BEGIN

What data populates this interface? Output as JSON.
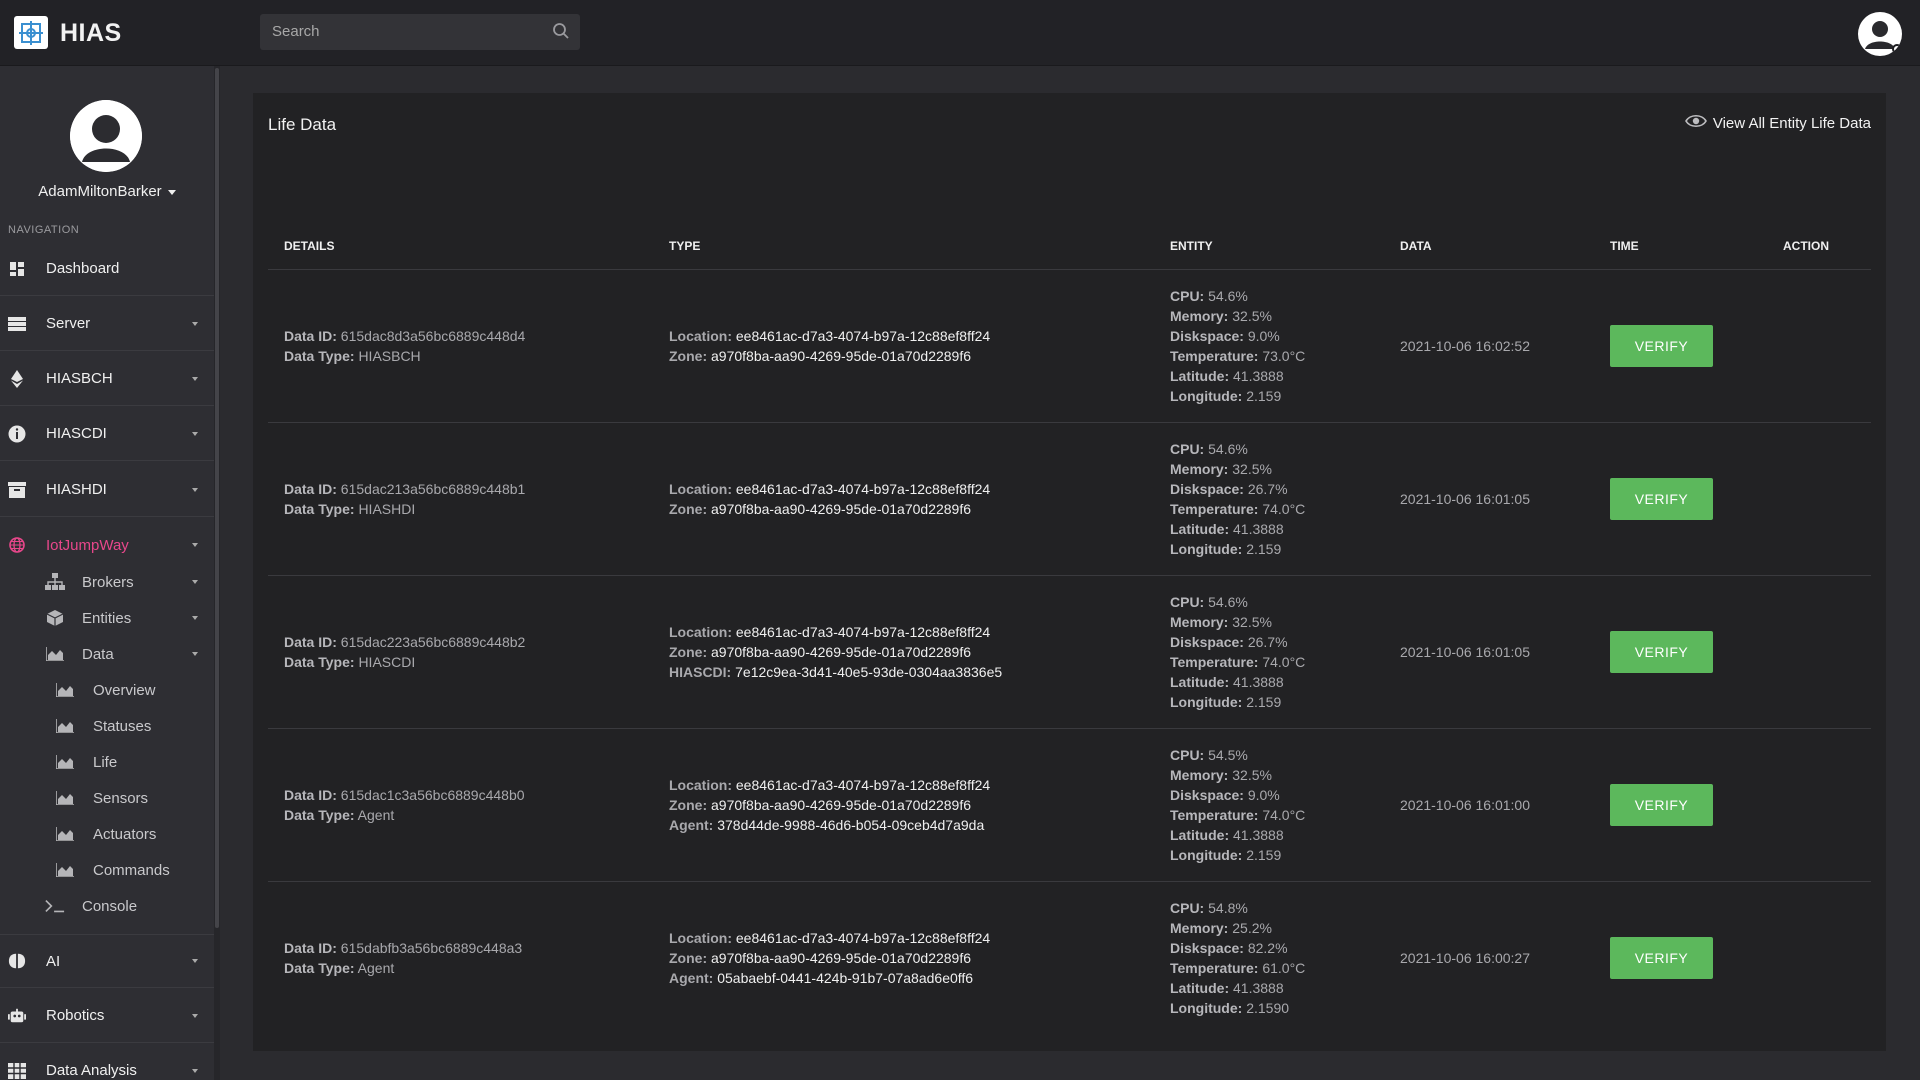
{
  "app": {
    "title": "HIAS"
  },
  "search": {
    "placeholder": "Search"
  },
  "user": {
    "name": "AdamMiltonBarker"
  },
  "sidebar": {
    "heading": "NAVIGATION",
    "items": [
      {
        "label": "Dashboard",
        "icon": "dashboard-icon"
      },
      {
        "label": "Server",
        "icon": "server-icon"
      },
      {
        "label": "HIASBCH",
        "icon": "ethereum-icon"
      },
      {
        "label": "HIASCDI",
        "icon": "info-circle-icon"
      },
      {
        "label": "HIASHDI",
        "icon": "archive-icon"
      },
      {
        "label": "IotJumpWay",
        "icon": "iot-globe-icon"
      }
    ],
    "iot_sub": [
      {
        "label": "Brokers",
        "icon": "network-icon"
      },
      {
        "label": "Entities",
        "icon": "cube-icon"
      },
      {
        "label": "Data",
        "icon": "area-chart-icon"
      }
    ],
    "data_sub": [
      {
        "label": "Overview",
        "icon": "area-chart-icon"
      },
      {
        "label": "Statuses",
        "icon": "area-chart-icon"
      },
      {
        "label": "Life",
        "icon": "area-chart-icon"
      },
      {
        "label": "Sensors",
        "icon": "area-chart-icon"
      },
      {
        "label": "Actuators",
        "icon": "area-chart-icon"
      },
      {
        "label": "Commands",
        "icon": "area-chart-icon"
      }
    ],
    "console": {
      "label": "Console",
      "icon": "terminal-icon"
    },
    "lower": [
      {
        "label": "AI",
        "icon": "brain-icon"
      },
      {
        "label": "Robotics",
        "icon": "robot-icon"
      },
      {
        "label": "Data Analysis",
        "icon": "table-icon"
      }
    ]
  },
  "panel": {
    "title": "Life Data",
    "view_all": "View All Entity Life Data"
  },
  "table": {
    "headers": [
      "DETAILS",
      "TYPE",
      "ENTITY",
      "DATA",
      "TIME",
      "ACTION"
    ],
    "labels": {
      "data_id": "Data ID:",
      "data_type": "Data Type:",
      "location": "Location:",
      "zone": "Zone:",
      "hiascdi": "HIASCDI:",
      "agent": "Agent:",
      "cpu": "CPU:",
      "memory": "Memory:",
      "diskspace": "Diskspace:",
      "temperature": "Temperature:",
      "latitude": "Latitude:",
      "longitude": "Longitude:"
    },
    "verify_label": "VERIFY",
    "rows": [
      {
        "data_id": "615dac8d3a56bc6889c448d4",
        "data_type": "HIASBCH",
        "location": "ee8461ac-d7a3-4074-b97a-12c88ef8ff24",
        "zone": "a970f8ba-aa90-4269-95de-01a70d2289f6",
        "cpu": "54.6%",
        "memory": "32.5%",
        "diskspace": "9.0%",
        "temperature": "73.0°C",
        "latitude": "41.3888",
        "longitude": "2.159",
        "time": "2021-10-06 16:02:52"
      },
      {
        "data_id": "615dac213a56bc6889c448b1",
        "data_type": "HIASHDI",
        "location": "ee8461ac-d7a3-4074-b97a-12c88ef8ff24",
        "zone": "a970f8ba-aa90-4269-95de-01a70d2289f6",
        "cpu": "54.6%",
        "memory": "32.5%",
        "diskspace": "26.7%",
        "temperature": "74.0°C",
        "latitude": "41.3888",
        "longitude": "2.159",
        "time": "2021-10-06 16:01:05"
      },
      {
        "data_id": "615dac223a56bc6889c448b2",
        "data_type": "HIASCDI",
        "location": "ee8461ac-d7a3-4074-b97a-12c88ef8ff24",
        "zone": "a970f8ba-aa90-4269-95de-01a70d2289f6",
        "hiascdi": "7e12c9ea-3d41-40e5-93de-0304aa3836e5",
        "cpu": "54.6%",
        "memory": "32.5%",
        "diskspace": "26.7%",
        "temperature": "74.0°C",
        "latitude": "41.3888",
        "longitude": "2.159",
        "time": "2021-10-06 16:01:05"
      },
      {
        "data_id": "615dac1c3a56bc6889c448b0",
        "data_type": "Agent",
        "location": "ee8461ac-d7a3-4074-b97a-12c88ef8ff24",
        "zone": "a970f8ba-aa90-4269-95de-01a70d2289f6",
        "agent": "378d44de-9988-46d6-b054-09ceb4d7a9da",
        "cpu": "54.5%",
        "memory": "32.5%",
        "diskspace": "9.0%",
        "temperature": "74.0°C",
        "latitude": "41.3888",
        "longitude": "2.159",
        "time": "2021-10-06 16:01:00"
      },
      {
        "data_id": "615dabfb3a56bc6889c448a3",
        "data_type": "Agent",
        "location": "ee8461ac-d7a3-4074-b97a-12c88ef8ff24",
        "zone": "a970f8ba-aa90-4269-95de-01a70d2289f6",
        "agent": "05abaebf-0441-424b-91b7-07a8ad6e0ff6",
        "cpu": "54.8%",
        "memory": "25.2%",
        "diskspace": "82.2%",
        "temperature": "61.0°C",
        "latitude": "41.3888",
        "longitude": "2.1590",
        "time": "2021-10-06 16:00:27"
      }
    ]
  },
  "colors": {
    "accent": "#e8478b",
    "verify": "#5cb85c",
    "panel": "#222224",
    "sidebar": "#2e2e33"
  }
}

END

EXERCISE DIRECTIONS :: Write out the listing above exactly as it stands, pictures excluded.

ANSWER AREA ::
What data populates this interface? Output as JSON.
{
  "app": {
    "title": "HIAS"
  },
  "search": {
    "placeholder": "Search"
  },
  "user": {
    "name": "AdamMiltonBarker"
  },
  "sidebar": {
    "heading": "NAVIGATION",
    "items": [
      {
        "label": "Dashboard",
        "icon": "dashboard-icon"
      },
      {
        "label": "Server",
        "icon": "server-icon"
      },
      {
        "label": "HIASBCH",
        "icon": "ethereum-icon"
      },
      {
        "label": "HIASCDI",
        "icon": "info-circle-icon"
      },
      {
        "label": "HIASHDI",
        "icon": "archive-icon"
      },
      {
        "label": "IotJumpWay",
        "icon": "iot-globe-icon"
      }
    ],
    "iot_sub": [
      {
        "label": "Brokers",
        "icon": "network-icon"
      },
      {
        "label": "Entities",
        "icon": "cube-icon"
      },
      {
        "label": "Data",
        "icon": "area-chart-icon"
      }
    ],
    "data_sub": [
      {
        "label": "Overview",
        "icon": "area-chart-icon"
      },
      {
        "label": "Statuses",
        "icon": "area-chart-icon"
      },
      {
        "label": "Life",
        "icon": "area-chart-icon"
      },
      {
        "label": "Sensors",
        "icon": "area-chart-icon"
      },
      {
        "label": "Actuators",
        "icon": "area-chart-icon"
      },
      {
        "label": "Commands",
        "icon": "area-chart-icon"
      }
    ],
    "console": {
      "label": "Console",
      "icon": "terminal-icon"
    },
    "lower": [
      {
        "label": "AI",
        "icon": "brain-icon"
      },
      {
        "label": "Robotics",
        "icon": "robot-icon"
      },
      {
        "label": "Data Analysis",
        "icon": "table-icon"
      }
    ]
  },
  "panel": {
    "title": "Life Data",
    "view_all": "View All Entity Life Data"
  },
  "table": {
    "headers": [
      "DETAILS",
      "TYPE",
      "ENTITY",
      "DATA",
      "TIME",
      "ACTION"
    ],
    "labels": {
      "data_id": "Data ID:",
      "data_type": "Data Type:",
      "location": "Location:",
      "zone": "Zone:",
      "hiascdi": "HIASCDI:",
      "agent": "Agent:",
      "cpu": "CPU:",
      "memory": "Memory:",
      "diskspace": "Diskspace:",
      "temperature": "Temperature:",
      "latitude": "Latitude:",
      "longitude": "Longitude:"
    },
    "verify_label": "VERIFY",
    "rows": [
      {
        "data_id": "615dac8d3a56bc6889c448d4",
        "data_type": "HIASBCH",
        "location": "ee8461ac-d7a3-4074-b97a-12c88ef8ff24",
        "zone": "a970f8ba-aa90-4269-95de-01a70d2289f6",
        "cpu": "54.6%",
        "memory": "32.5%",
        "diskspace": "9.0%",
        "temperature": "73.0°C",
        "latitude": "41.3888",
        "longitude": "2.159",
        "time": "2021-10-06 16:02:52"
      },
      {
        "data_id": "615dac213a56bc6889c448b1",
        "data_type": "HIASHDI",
        "location": "ee8461ac-d7a3-4074-b97a-12c88ef8ff24",
        "zone": "a970f8ba-aa90-4269-95de-01a70d2289f6",
        "cpu": "54.6%",
        "memory": "32.5%",
        "diskspace": "26.7%",
        "temperature": "74.0°C",
        "latitude": "41.3888",
        "longitude": "2.159",
        "time": "2021-10-06 16:01:05"
      },
      {
        "data_id": "615dac223a56bc6889c448b2",
        "data_type": "HIASCDI",
        "location": "ee8461ac-d7a3-4074-b97a-12c88ef8ff24",
        "zone": "a970f8ba-aa90-4269-95de-01a70d2289f6",
        "hiascdi": "7e12c9ea-3d41-40e5-93de-0304aa3836e5",
        "cpu": "54.6%",
        "memory": "32.5%",
        "diskspace": "26.7%",
        "temperature": "74.0°C",
        "latitude": "41.3888",
        "longitude": "2.159",
        "time": "2021-10-06 16:01:05"
      },
      {
        "data_id": "615dac1c3a56bc6889c448b0",
        "data_type": "Agent",
        "location": "ee8461ac-d7a3-4074-b97a-12c88ef8ff24",
        "zone": "a970f8ba-aa90-4269-95de-01a70d2289f6",
        "agent": "378d44de-9988-46d6-b054-09ceb4d7a9da",
        "cpu": "54.5%",
        "memory": "32.5%",
        "diskspace": "9.0%",
        "temperature": "74.0°C",
        "latitude": "41.3888",
        "longitude": "2.159",
        "time": "2021-10-06 16:01:00"
      },
      {
        "data_id": "615dabfb3a56bc6889c448a3",
        "data_type": "Agent",
        "location": "ee8461ac-d7a3-4074-b97a-12c88ef8ff24",
        "zone": "a970f8ba-aa90-4269-95de-01a70d2289f6",
        "agent": "05abaebf-0441-424b-91b7-07a8ad6e0ff6",
        "cpu": "54.8%",
        "memory": "25.2%",
        "diskspace": "82.2%",
        "temperature": "61.0°C",
        "latitude": "41.3888",
        "longitude": "2.1590",
        "time": "2021-10-06 16:00:27"
      }
    ]
  },
  "colors": {
    "accent": "#e8478b",
    "verify": "#5cb85c",
    "panel": "#222224",
    "sidebar": "#2e2e33"
  }
}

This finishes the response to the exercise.